● **WHAT THE TASK REQUIRES**:
In full and word for word, restate the lines of the listing.

● **EXTRACTED RECORDS**:

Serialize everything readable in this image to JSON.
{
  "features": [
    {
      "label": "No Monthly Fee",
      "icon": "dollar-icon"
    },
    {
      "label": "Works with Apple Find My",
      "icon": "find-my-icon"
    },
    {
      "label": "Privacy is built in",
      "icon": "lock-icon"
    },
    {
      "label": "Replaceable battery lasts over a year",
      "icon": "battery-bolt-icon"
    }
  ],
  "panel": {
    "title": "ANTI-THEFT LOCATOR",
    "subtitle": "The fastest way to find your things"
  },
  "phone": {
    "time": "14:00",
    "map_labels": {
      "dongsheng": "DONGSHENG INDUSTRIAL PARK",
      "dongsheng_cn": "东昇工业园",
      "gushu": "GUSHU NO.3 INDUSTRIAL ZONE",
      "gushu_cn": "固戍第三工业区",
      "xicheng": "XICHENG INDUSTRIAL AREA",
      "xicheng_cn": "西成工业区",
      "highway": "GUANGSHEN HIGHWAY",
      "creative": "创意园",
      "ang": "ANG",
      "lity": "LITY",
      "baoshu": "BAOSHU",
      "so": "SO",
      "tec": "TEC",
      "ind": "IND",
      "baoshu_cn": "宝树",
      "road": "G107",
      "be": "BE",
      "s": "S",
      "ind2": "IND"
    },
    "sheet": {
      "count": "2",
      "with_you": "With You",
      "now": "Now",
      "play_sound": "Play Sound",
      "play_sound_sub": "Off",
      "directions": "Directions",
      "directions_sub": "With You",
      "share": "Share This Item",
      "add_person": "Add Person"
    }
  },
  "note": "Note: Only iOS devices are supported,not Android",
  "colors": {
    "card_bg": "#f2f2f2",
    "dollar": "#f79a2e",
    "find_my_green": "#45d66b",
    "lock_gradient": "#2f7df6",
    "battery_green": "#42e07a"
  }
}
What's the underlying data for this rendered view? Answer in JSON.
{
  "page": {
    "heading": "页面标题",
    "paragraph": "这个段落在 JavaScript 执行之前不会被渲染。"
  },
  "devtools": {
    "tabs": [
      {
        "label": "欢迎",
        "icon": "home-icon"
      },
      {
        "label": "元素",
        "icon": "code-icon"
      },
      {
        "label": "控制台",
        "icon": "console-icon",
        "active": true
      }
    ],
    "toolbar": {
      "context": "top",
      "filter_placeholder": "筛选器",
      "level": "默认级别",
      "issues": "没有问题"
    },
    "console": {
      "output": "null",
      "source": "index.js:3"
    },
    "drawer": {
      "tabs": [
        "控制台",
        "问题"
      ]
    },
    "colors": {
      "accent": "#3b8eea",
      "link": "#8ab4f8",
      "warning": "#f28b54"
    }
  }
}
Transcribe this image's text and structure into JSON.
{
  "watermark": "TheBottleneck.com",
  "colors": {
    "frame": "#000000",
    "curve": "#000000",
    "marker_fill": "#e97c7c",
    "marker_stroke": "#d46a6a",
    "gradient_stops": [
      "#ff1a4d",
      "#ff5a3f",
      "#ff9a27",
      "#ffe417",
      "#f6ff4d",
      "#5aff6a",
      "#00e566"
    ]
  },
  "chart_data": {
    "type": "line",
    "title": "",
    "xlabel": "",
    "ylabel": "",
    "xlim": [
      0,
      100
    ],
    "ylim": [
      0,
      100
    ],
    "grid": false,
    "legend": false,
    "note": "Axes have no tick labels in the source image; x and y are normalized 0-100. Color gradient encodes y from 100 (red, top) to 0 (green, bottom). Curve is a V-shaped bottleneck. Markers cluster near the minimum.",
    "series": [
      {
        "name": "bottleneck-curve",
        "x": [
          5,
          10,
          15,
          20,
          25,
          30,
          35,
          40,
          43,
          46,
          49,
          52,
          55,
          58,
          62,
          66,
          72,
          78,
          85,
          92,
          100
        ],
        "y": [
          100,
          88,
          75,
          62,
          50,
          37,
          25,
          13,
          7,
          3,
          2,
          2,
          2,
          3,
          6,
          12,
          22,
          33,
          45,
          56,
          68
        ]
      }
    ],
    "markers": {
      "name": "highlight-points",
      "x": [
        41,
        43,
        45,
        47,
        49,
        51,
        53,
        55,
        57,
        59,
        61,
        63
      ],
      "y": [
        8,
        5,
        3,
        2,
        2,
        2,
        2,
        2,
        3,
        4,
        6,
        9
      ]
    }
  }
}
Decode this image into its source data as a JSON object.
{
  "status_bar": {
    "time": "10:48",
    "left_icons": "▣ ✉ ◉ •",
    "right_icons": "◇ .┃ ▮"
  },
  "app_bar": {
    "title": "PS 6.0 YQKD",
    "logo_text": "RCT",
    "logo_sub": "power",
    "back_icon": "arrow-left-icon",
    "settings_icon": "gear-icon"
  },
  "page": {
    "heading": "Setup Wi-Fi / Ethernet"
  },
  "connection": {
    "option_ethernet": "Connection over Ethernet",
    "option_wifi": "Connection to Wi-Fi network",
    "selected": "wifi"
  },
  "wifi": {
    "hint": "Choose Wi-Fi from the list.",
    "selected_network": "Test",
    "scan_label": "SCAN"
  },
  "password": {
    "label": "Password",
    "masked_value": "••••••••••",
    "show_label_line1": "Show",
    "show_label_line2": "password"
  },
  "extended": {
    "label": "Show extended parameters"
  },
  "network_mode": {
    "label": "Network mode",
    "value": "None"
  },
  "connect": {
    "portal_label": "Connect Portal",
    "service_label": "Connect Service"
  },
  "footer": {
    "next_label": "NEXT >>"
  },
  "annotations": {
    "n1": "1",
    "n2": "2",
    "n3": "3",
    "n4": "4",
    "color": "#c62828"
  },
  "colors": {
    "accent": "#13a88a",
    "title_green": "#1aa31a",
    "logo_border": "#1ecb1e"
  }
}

● **FINISHED TASK**:
Serialize everything readable in this image to JSON.
{
  "features": [
    {
      "label": "No Monthly Fee",
      "icon": "dollar-icon"
    },
    {
      "label": "Works with Apple Find My",
      "icon": "find-my-icon"
    },
    {
      "label": "Privacy is built in",
      "icon": "lock-icon"
    },
    {
      "label": "Replaceable battery lasts over a year",
      "icon": "battery-bolt-icon"
    }
  ],
  "panel": {
    "title": "ANTI-THEFT LOCATOR",
    "subtitle": "The fastest way to find your things"
  },
  "phone": {
    "time": "14:00",
    "map_labels": {
      "dongsheng": "DONGSHENG INDUSTRIAL PARK",
      "dongsheng_cn": "东昇工业园",
      "gushu": "GUSHU NO.3 INDUSTRIAL ZONE",
      "gushu_cn": "固戍第三工业区",
      "xicheng": "XICHENG INDUSTRIAL AREA",
      "xicheng_cn": "西成工业区",
      "highway": "GUANGSHEN HIGHWAY",
      "creative": "创意园",
      "ang": "ANG",
      "lity": "LITY",
      "baoshu": "BAOSHU",
      "so": "SO",
      "tec": "TEC",
      "ind": "IND",
      "baoshu_cn": "宝树",
      "road": "G107",
      "be": "BE",
      "s": "S",
      "ind2": "IND"
    },
    "sheet": {
      "count": "2",
      "with_you": "With You",
      "now": "Now",
      "play_sound": "Play Sound",
      "play_sound_sub": "Off",
      "directions": "Directions",
      "directions_sub": "With You",
      "share": "Share This Item",
      "add_person": "Add Person"
    }
  },
  "note": "Note: Only iOS devices are supported,not Android",
  "colors": {
    "card_bg": "#f2f2f2",
    "dollar": "#f79a2e",
    "find_my_green": "#45d66b",
    "lock_gradient": "#2f7df6",
    "battery_green": "#42e07a"
  }
}
What's the underlying data for this rendered view? Answer in JSON.
{
  "page": {
    "heading": "页面标题",
    "paragraph": "这个段落在 JavaScript 执行之前不会被渲染。"
  },
  "devtools": {
    "tabs": [
      {
        "label": "欢迎",
        "icon": "home-icon"
      },
      {
        "label": "元素",
        "icon": "code-icon"
      },
      {
        "label": "控制台",
        "icon": "console-icon",
        "active": true
      }
    ],
    "toolbar": {
      "context": "top",
      "filter_placeholder": "筛选器",
      "level": "默认级别",
      "issues": "没有问题"
    },
    "console": {
      "output": "null",
      "source": "index.js:3"
    },
    "drawer": {
      "tabs": [
        "控制台",
        "问题"
      ]
    },
    "colors": {
      "accent": "#3b8eea",
      "link": "#8ab4f8",
      "warning": "#f28b54"
    }
  }
}
Transcribe this image's text and structure into JSON.
{
  "watermark": "TheBottleneck.com",
  "colors": {
    "frame": "#000000",
    "curve": "#000000",
    "marker_fill": "#e97c7c",
    "marker_stroke": "#d46a6a",
    "gradient_stops": [
      "#ff1a4d",
      "#ff5a3f",
      "#ff9a27",
      "#ffe417",
      "#f6ff4d",
      "#5aff6a",
      "#00e566"
    ]
  },
  "chart_data": {
    "type": "line",
    "title": "",
    "xlabel": "",
    "ylabel": "",
    "xlim": [
      0,
      100
    ],
    "ylim": [
      0,
      100
    ],
    "grid": false,
    "legend": false,
    "note": "Axes have no tick labels in the source image; x and y are normalized 0-100. Color gradient encodes y from 100 (red, top) to 0 (green, bottom). Curve is a V-shaped bottleneck. Markers cluster near the minimum.",
    "series": [
      {
        "name": "bottleneck-curve",
        "x": [
          5,
          10,
          15,
          20,
          25,
          30,
          35,
          40,
          43,
          46,
          49,
          52,
          55,
          58,
          62,
          66,
          72,
          78,
          85,
          92,
          100
        ],
        "y": [
          100,
          88,
          75,
          62,
          50,
          37,
          25,
          13,
          7,
          3,
          2,
          2,
          2,
          3,
          6,
          12,
          22,
          33,
          45,
          56,
          68
        ]
      }
    ],
    "markers": {
      "name": "highlight-points",
      "x": [
        41,
        43,
        45,
        47,
        49,
        51,
        53,
        55,
        57,
        59,
        61,
        63
      ],
      "y": [
        8,
        5,
        3,
        2,
        2,
        2,
        2,
        2,
        3,
        4,
        6,
        9
      ]
    }
  }
}
Decode this image into its source data as a JSON object.
{
  "status_bar": {
    "time": "10:48",
    "left_icons": "▣ ✉ ◉ •",
    "right_icons": "◇ .┃ ▮"
  },
  "app_bar": {
    "title": "PS 6.0 YQKD",
    "logo_text": "RCT",
    "logo_sub": "power",
    "back_icon": "arrow-left-icon",
    "settings_icon": "gear-icon"
  },
  "page": {
    "heading": "Setup Wi-Fi / Ethernet"
  },
  "connection": {
    "option_ethernet": "Connection over Ethernet",
    "option_wifi": "Connection to Wi-Fi network",
    "selected": "wifi"
  },
  "wifi": {
    "hint": "Choose Wi-Fi from the list.",
    "selected_network": "Test",
    "scan_label": "SCAN"
  },
  "password": {
    "label": "Password",
    "masked_value": "••••••••••",
    "show_label_line1": "Show",
    "show_label_line2": "password"
  },
  "extended": {
    "label": "Show extended parameters"
  },
  "network_mode": {
    "label": "Network mode",
    "value": "None"
  },
  "connect": {
    "portal_label": "Connect Portal",
    "service_label": "Connect Service"
  },
  "footer": {
    "next_label": "NEXT >>"
  },
  "annotations": {
    "n1": "1",
    "n2": "2",
    "n3": "3",
    "n4": "4",
    "color": "#c62828"
  },
  "colors": {
    "accent": "#13a88a",
    "title_green": "#1aa31a",
    "logo_border": "#1ecb1e"
  }
}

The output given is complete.